The Primal Scream version was from the Vanishing Point/XTRMNTR period where the band could do no wrong, and you can tell. It’s just a beautiful take on what is, let’s be honest, not an especially wonderful original. Do do do, do do do.

366 Songs 266: Black Nite Crash

Seeing as I was somewhat dismissive about Ride’s version of “How Does It Feel To Feel” yesterday, it seemed only fair to share what I remain convinced was their one shining moment of greatness: The loud, sloppy, grinding “Black Nite Crash,” released after the band had split and pretty much ignored by most of the world. It’s never going to win any awards for originality or poise, but there’s something enjoyably grimy about this song, the way it sounds as if everyone involved was pissing off as they recorded it and just put their heads down until it was done.

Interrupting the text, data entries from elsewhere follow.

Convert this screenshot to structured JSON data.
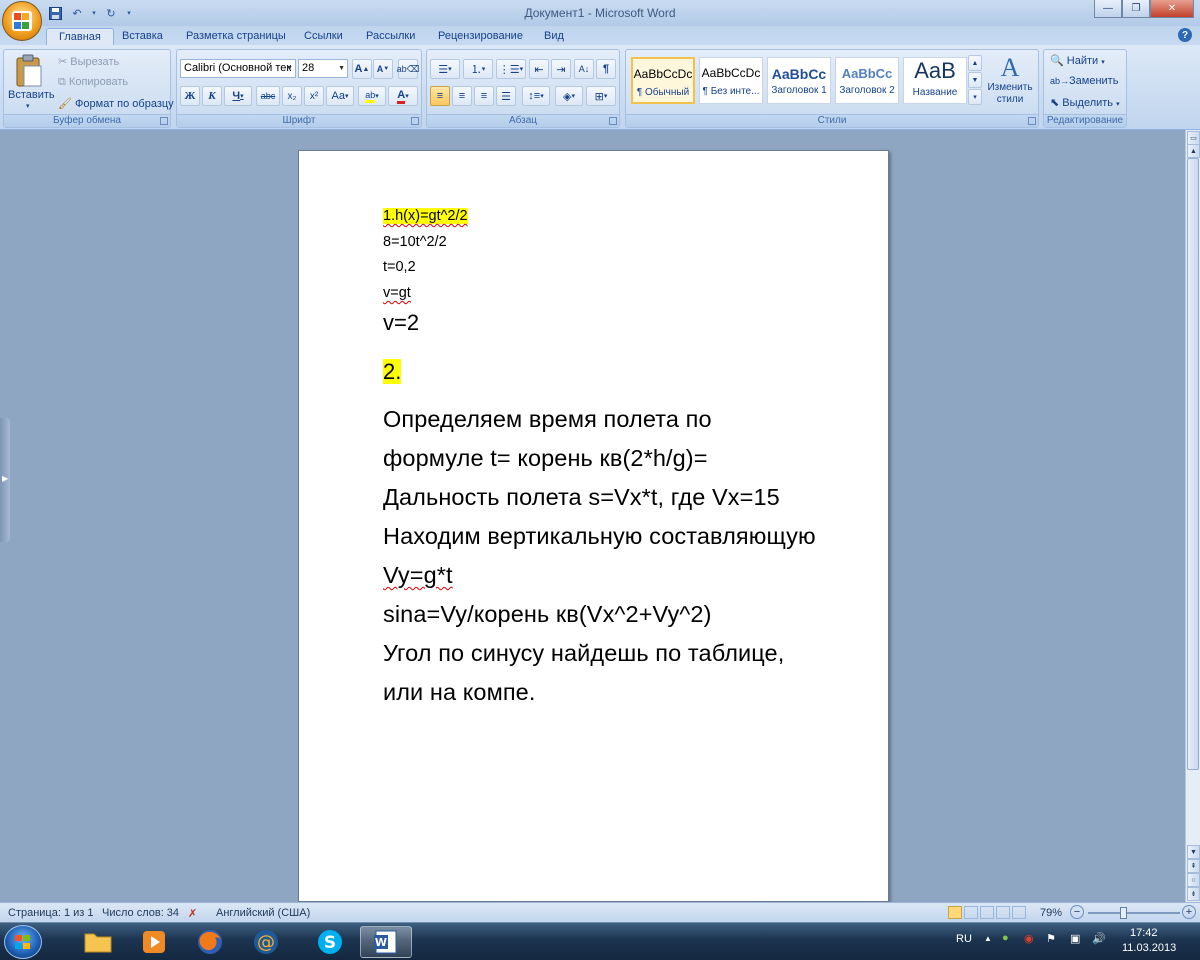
{
  "window": {
    "title": "Документ1 - Microsoft Word"
  },
  "tabs": [
    "Главная",
    "Вставка",
    "Разметка страницы",
    "Ссылки",
    "Рассылки",
    "Рецензирование",
    "Вид"
  ],
  "clipboard": {
    "paste": "Вставить",
    "cut": "Вырезать",
    "copy": "Копировать",
    "format_painter": "Формат по образцу",
    "group_label": "Буфер обмена"
  },
  "font": {
    "name": "Calibri (Основной тек",
    "size": "28",
    "bold": "Ж",
    "italic": "К",
    "underline": "Ч",
    "strike": "abc",
    "subscript": "x₂",
    "superscript": "x²",
    "change_case": "Aa",
    "grow": "A",
    "shrink": "A",
    "group_label": "Шрифт"
  },
  "paragraph": {
    "group_label": "Абзац"
  },
  "styles": {
    "items": [
      {
        "sample": "AaBbCcDc",
        "name": "¶ Обычный"
      },
      {
        "sample": "AaBbCcDc",
        "name": "¶ Без инте..."
      },
      {
        "sample": "AaBbCc",
        "name": "Заголовок 1"
      },
      {
        "sample": "AaBbCc",
        "name": "Заголовок 2"
      },
      {
        "sample": "AaB",
        "name": "Название"
      }
    ],
    "change": "Изменить стили",
    "group_label": "Стили"
  },
  "editing": {
    "find": "Найти",
    "replace": "Заменить",
    "select": "Выделить",
    "group_label": "Редактирование"
  },
  "document": {
    "lines": [
      "1.h(x)=gt^2/2",
      "8=10t^2/2",
      "t=0,2",
      "v=gt",
      "v=2",
      "2.",
      "Определяем время полета по",
      "формуле t= корень кв(2*h/g)=",
      "Дальность полета s=Vx*t, где Vx=15",
      "Находим вертикальную составляющую",
      "Vy=g*t",
      "sina=Vy/корень кв(Vx^2+Vy^2)",
      "Угол по синусу найдешь по таблице,",
      "или на компе."
    ]
  },
  "status": {
    "page": "Страница: 1 из 1",
    "words": "Число слов: 34",
    "language": "Английский (США)",
    "zoom": "79%"
  },
  "taskbar": {
    "lang": "RU",
    "time": "17:42",
    "date": "11.03.2013"
  }
}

For once in their entire career, even though they still sound out of it, at least this was out of it on the right drugs for rock and roll noise.

366 Songs 265: How Does It Feel To Feel

One of the classic ’60s garage songs, there’s something so magnificently sludgy about “How Does It Feel,” in either of its versions (There are two, the UK and US mixes; I’m not entirely sure how that happened, nor why the US mix is the more feedback-laden and psych-rocky of the two). Of the two, I by far prefer the UK version – the one above – which is more tuneful, for me at least; there’s a strange focus on monotone in the American version that I can’t quite get my head around, even though I love the feedback and distortion on the lead guitar.

Lyric-wise, this is a mess of a song, the kind of sloppy psychedelia that people make fun of, but to complain about the words feels like missing the point. As the title suggests, this is a song that you feel; it’s the entire thing that you have to experience in one, and then make decisions based on that – the sludge, the simple “Woah, man, like the world” of the lyrics, the thuggish harmonies. It’s a song that literally asks you to not separate it into component parts, but let the whole just wash over you.

(Worth remembering: 1990s shoegazing band Ride did a cover of this, and managed to make the whole thing sound depressingly bland:

It’s so close, and yet so far…)

366 Songs 264: Good Intentions Paving Company

The title took me some time to get, I shamefully admit.

Perhaps I was confused by the sprawling epicness of the song, which spirals all over the place both aurally and emotionally, which is one of the things I kind of love about it. When I first heard the song, I was put off by Joanna Newsom’s nasal vocals, which sounded to me like someone doing a weird, cruel impression of Joni Mitchell, but was compelled by the song nonetheless; even if I didn’t like the vocals, I liked everything else, I thought. And yet, the more I listened to the song – I found myself playing it over and over again – the more the vocals grew on me, and the more I realized that I just liked everything about it. This sounds like something very much out of time, and yet timeless, something that should’ve been released decades earlier when its shapechanging and sense of humor would’ve been more in tune with the times but influential and adored ever since. And then I kept on listening.

I’m Back On Top And I’m Missing You, Baby Baby Where’d You Go?

Just the other day, I was thinking to myself, I haven’t had a popular article on Time’s Entertainment Blog for awhile. Have I lost “it”? and then, today, I look and see this:

So, here’s the funny thing: The #1 story? That’s mine. The #10 story? That’s a story from a year ago that I linked to in my story that apparently resonated with people. Look at me, resurrecting traffic for long-forgotten material! I feel inordinately smug about that.

In any case, here’s this week’s Time story, about the Moonlighting Curse and why it’s a myth. And, because I was out of town last week when it went live, here’s last week’s story, too.